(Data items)
▼

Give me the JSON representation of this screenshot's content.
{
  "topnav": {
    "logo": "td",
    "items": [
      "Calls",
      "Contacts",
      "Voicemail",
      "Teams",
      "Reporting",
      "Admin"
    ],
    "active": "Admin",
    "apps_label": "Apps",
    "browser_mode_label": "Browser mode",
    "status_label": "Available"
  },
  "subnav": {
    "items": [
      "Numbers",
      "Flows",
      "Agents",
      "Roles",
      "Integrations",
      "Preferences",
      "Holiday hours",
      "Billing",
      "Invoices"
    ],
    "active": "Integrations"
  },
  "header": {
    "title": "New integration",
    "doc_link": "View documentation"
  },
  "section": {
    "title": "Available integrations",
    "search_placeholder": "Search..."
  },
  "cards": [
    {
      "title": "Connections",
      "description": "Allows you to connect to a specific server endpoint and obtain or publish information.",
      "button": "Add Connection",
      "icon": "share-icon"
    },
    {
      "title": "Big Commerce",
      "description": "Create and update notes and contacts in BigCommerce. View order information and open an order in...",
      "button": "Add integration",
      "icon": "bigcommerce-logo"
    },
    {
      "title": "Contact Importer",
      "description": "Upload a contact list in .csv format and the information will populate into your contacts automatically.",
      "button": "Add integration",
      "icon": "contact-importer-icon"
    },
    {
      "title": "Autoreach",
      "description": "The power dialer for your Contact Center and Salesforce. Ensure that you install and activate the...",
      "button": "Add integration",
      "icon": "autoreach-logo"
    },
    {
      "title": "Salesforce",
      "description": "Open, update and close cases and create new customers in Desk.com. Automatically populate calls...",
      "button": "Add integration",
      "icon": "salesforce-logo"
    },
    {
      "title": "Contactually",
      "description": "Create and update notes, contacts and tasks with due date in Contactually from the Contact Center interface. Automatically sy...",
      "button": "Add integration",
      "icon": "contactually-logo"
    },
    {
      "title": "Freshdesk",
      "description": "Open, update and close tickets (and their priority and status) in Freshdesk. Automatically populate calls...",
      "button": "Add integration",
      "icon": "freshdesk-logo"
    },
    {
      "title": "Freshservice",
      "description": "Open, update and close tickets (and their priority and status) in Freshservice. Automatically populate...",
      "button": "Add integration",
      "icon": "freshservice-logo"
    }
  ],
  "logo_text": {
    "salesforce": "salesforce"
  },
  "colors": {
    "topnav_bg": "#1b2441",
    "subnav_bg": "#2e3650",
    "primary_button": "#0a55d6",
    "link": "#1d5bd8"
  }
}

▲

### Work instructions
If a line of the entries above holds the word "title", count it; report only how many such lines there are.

### Written solution
10